There is no other way to put it.
These are the first holidays without Stephanie and I am in physical, psychic, and emotional pain. Today I was walking Lily, the English Bulldog I bought Stephanie for her 17th birthday, and I broke down. I'd been depressed for days and had felt something coming on, but I didn't expect to find myself leaning up against a grizzled oak tree, sobbing. Lily wandered around at the end of the lead, sniffing here and there, enjoying the early evening, while I tried to right myself.
Last Thanksgiving was horrible. Just horrible. Stephanie should have been spending the night after getting a bellyful of good, home cooking. I made vegetarian selections just for her, but she barely touched any food. She went through a lot of vodka and not much else. She hadn't washed her hair. Alcoholism was tearing her apart, and thus, it was tearing the family apart. Sean was worried about her. I was worried about her. I was battling co-dependency with her. It was terrible watching what she was doing to herself, and yet, when we confronted her, we were met with angry tirades filled with "I am NOT an alcoholic!" Perhaps you know someone like this.
Though Stephanie did not stay the night, choosing to have her brother drive them both over to his place, she eventually came around and got help. She was sober when she died, as far as I know, and was helping others in AA. But last Thanksgiving will remain in my mind, stuck there, worrying at me and tearing me up again and again. I celebrated an early Thanksgiving over the weekend with my son and his friend, but the real Thanksgiving is coming up. How will I cope? I may have quite a few more breakdowns by then. After all, it's the first holiday in 25 years in which my daughter hasn't been at the table.
I understand why some parents who lose their children stop celebrating the holidays, even if it's only a temporary boycott. I'm tempted to boycott the holidays, but I will not make it a complete boycott because of my son. He'll still get gifts and some holiday cheer from Mom. But I will never forget those last holidays with my daughter. She struggled with her addiction through every one of them. Only her birthday - in January - was a sober celebration.
Each and every moment through these holidays will be a challenge and will carry a memory. Someday I may have the presence of mind to string together my experiences as a bereaved parent into a book or something. For now, it's hard to string together words into a sentence.

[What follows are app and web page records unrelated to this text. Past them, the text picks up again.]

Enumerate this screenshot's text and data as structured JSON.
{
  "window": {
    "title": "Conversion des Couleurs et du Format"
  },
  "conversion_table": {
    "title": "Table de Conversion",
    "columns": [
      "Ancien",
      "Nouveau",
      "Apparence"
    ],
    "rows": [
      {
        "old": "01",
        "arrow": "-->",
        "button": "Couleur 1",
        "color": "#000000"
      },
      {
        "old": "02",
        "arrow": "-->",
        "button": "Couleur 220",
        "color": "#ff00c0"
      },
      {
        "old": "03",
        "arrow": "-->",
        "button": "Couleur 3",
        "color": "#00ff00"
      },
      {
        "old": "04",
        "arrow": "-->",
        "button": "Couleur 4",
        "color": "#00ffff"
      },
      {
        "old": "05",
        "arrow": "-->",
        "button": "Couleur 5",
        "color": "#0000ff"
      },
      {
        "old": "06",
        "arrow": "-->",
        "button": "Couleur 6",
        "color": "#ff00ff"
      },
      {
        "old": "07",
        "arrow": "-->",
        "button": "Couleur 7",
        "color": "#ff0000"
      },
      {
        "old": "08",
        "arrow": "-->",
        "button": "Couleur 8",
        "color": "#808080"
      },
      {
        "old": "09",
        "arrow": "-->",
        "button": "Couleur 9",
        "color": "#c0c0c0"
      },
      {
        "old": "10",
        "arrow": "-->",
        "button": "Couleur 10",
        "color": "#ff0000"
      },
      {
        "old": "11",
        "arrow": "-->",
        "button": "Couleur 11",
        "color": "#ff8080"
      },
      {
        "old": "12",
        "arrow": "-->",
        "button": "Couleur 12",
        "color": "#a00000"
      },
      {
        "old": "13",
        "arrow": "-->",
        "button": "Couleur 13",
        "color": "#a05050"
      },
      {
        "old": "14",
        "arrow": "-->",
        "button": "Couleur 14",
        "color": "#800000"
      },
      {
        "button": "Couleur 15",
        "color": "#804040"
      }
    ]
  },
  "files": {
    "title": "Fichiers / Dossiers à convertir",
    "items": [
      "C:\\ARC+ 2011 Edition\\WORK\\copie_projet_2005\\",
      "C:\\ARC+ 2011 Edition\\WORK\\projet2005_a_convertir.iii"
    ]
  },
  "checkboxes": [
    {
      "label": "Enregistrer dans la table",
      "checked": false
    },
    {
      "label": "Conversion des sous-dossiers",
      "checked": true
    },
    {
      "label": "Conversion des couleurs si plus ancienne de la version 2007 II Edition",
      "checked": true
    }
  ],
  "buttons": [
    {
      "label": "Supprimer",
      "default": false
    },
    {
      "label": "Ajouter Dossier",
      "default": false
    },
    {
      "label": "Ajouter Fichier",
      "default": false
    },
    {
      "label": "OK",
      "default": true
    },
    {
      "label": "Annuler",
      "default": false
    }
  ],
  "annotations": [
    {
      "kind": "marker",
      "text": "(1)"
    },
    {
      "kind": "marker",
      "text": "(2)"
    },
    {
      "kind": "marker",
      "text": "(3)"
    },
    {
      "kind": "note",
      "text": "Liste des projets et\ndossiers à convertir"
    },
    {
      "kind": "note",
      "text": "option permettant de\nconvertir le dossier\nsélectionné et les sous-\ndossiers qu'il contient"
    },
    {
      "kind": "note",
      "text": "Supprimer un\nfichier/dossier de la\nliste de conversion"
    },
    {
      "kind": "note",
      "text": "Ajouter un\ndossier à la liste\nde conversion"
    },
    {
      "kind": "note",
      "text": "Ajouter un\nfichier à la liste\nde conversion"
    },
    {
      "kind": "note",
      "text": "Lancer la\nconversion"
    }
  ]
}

Hug your loved ones a little tighter. You never know when that last hug will be - well - the last hug.
Peace - D